(Beginning of DATASET RECORDS)

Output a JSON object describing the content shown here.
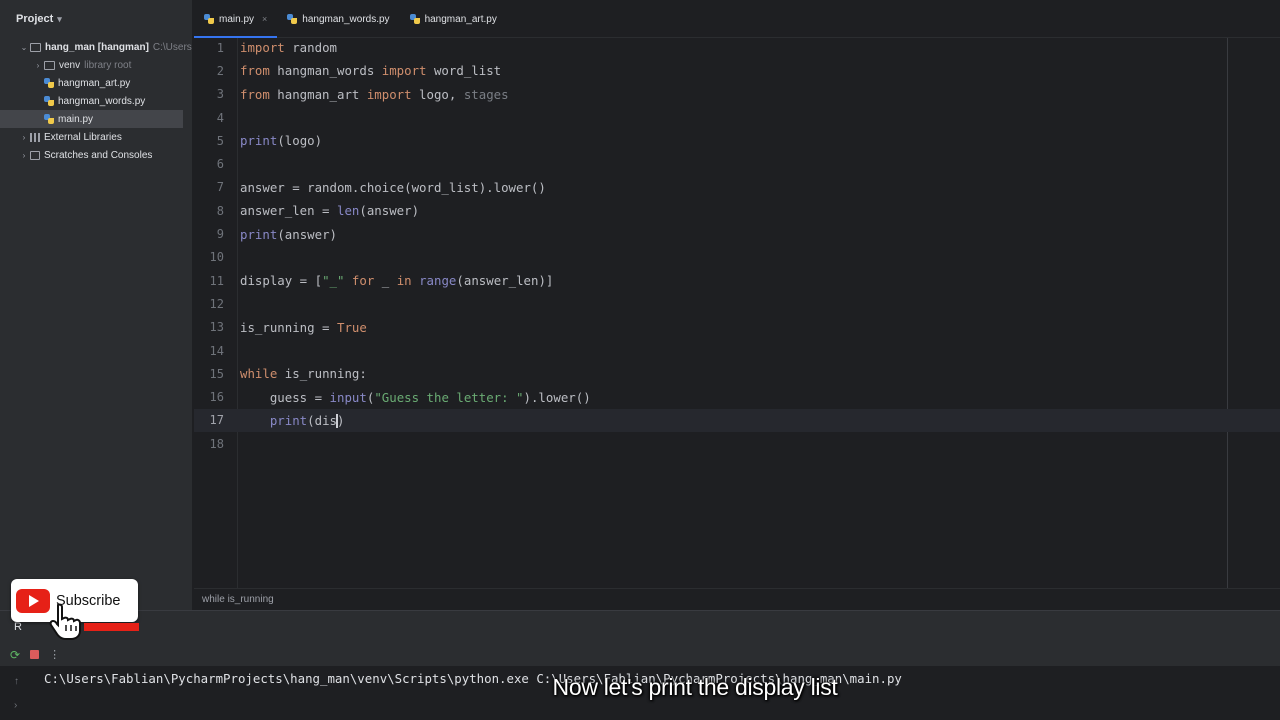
{
  "project_panel": {
    "title": "Project",
    "tree": [
      {
        "label": "hang_man [hangman]",
        "suffix": "C:\\Users",
        "kind": "folder",
        "depth": 0,
        "expanded": true
      },
      {
        "label": "venv",
        "suffix": "library root",
        "kind": "folder",
        "depth": 1,
        "expanded": false
      },
      {
        "label": "hangman_art.py",
        "kind": "py",
        "depth": 1
      },
      {
        "label": "hangman_words.py",
        "kind": "py",
        "depth": 1
      },
      {
        "label": "main.py",
        "kind": "py",
        "depth": 1,
        "selected": true
      },
      {
        "label": "External Libraries",
        "kind": "lib",
        "depth": 0,
        "expanded": false
      },
      {
        "label": "Scratches and Consoles",
        "kind": "scratch",
        "depth": 0,
        "expanded": false
      }
    ]
  },
  "tabs": [
    {
      "label": "main.py",
      "active": true,
      "closable": true
    },
    {
      "label": "hangman_words.py",
      "active": false
    },
    {
      "label": "hangman_art.py",
      "active": false
    }
  ],
  "editor": {
    "current_line": 17,
    "lines": [
      [
        {
          "t": "import",
          "c": "kw"
        },
        {
          "t": " random"
        }
      ],
      [
        {
          "t": "from",
          "c": "kw"
        },
        {
          "t": " hangman_words "
        },
        {
          "t": "import",
          "c": "kw"
        },
        {
          "t": " word_list"
        }
      ],
      [
        {
          "t": "from",
          "c": "kw"
        },
        {
          "t": " hangman_art "
        },
        {
          "t": "import",
          "c": "kw"
        },
        {
          "t": " logo, "
        },
        {
          "t": "stages",
          "c": "gray"
        }
      ],
      [],
      [
        {
          "t": "print",
          "c": "bi"
        },
        {
          "t": "(logo)"
        }
      ],
      [],
      [
        {
          "t": "answer = random.choice(word_list).lower()"
        }
      ],
      [
        {
          "t": "answer_len = "
        },
        {
          "t": "len",
          "c": "bi"
        },
        {
          "t": "(answer)"
        }
      ],
      [
        {
          "t": "print",
          "c": "bi"
        },
        {
          "t": "(answer)"
        }
      ],
      [],
      [
        {
          "t": "display = ["
        },
        {
          "t": "\"_\"",
          "c": "str"
        },
        {
          "t": " "
        },
        {
          "t": "for",
          "c": "kw"
        },
        {
          "t": " _ "
        },
        {
          "t": "in",
          "c": "kw"
        },
        {
          "t": " "
        },
        {
          "t": "range",
          "c": "bi"
        },
        {
          "t": "(answer_len)]"
        }
      ],
      [],
      [
        {
          "t": "is_running = "
        },
        {
          "t": "True",
          "c": "kw"
        }
      ],
      [],
      [
        {
          "t": "while",
          "c": "kw"
        },
        {
          "t": " is_running:"
        }
      ],
      [
        {
          "t": "    guess = "
        },
        {
          "t": "input",
          "c": "bi"
        },
        {
          "t": "("
        },
        {
          "t": "\"Guess the letter: \"",
          "c": "str"
        },
        {
          "t": ").lower()"
        }
      ],
      [
        {
          "t": "    "
        },
        {
          "t": "print",
          "c": "bi"
        },
        {
          "t": "(dis"
        },
        {
          "t": "|",
          "c": "caret"
        },
        {
          "t": ")"
        }
      ],
      []
    ]
  },
  "breadcrumb": "while is_running",
  "run_panel": {
    "header": "R",
    "console_line": "C:\\Users\\Fablian\\PycharmProjects\\hang_man\\venv\\Scripts\\python.exe C:\\Users\\Fablian\\PycharmProjects\\hang_man\\main.py"
  },
  "overlay": {
    "subscribe_label": "Subscribe",
    "caption": "Now let's print the display list"
  },
  "colors": {
    "accent": "#3574f0",
    "youtube_red": "#e62117"
  }
}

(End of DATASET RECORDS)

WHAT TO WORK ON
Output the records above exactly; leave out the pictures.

OUTPUT BELOW
Output a JSON object describing the content shown here.
{
  "project_panel": {
    "title": "Project",
    "tree": [
      {
        "label": "hang_man [hangman]",
        "suffix": "C:\\Users",
        "kind": "folder",
        "depth": 0,
        "expanded": true
      },
      {
        "label": "venv",
        "suffix": "library root",
        "kind": "folder",
        "depth": 1,
        "expanded": false
      },
      {
        "label": "hangman_art.py",
        "kind": "py",
        "depth": 1
      },
      {
        "label": "hangman_words.py",
        "kind": "py",
        "depth": 1
      },
      {
        "label": "main.py",
        "kind": "py",
        "depth": 1,
        "selected": true
      },
      {
        "label": "External Libraries",
        "kind": "lib",
        "depth": 0,
        "expanded": false
      },
      {
        "label": "Scratches and Consoles",
        "kind": "scratch",
        "depth": 0,
        "expanded": false
      }
    ]
  },
  "tabs": [
    {
      "label": "main.py",
      "active": true,
      "closable": true
    },
    {
      "label": "hangman_words.py",
      "active": false
    },
    {
      "label": "hangman_art.py",
      "active": false
    }
  ],
  "editor": {
    "current_line": 17,
    "lines": [
      [
        {
          "t": "import",
          "c": "kw"
        },
        {
          "t": " random"
        }
      ],
      [
        {
          "t": "from",
          "c": "kw"
        },
        {
          "t": " hangman_words "
        },
        {
          "t": "import",
          "c": "kw"
        },
        {
          "t": " word_list"
        }
      ],
      [
        {
          "t": "from",
          "c": "kw"
        },
        {
          "t": " hangman_art "
        },
        {
          "t": "import",
          "c": "kw"
        },
        {
          "t": " logo, "
        },
        {
          "t": "stages",
          "c": "gray"
        }
      ],
      [],
      [
        {
          "t": "print",
          "c": "bi"
        },
        {
          "t": "(logo)"
        }
      ],
      [],
      [
        {
          "t": "answer = random.choice(word_list).lower()"
        }
      ],
      [
        {
          "t": "answer_len = "
        },
        {
          "t": "len",
          "c": "bi"
        },
        {
          "t": "(answer)"
        }
      ],
      [
        {
          "t": "print",
          "c": "bi"
        },
        {
          "t": "(answer)"
        }
      ],
      [],
      [
        {
          "t": "display = ["
        },
        {
          "t": "\"_\"",
          "c": "str"
        },
        {
          "t": " "
        },
        {
          "t": "for",
          "c": "kw"
        },
        {
          "t": " _ "
        },
        {
          "t": "in",
          "c": "kw"
        },
        {
          "t": " "
        },
        {
          "t": "range",
          "c": "bi"
        },
        {
          "t": "(answer_len)]"
        }
      ],
      [],
      [
        {
          "t": "is_running = "
        },
        {
          "t": "True",
          "c": "kw"
        }
      ],
      [],
      [
        {
          "t": "while",
          "c": "kw"
        },
        {
          "t": " is_running:"
        }
      ],
      [
        {
          "t": "    guess = "
        },
        {
          "t": "input",
          "c": "bi"
        },
        {
          "t": "("
        },
        {
          "t": "\"Guess the letter: \"",
          "c": "str"
        },
        {
          "t": ").lower()"
        }
      ],
      [
        {
          "t": "    "
        },
        {
          "t": "print",
          "c": "bi"
        },
        {
          "t": "(dis"
        },
        {
          "t": "|",
          "c": "caret"
        },
        {
          "t": ")"
        }
      ],
      []
    ]
  },
  "breadcrumb": "while is_running",
  "run_panel": {
    "header": "R",
    "console_line": "C:\\Users\\Fablian\\PycharmProjects\\hang_man\\venv\\Scripts\\python.exe C:\\Users\\Fablian\\PycharmProjects\\hang_man\\main.py"
  },
  "overlay": {
    "subscribe_label": "Subscribe",
    "caption": "Now let's print the display list"
  },
  "colors": {
    "accent": "#3574f0",
    "youtube_red": "#e62117"
  }
}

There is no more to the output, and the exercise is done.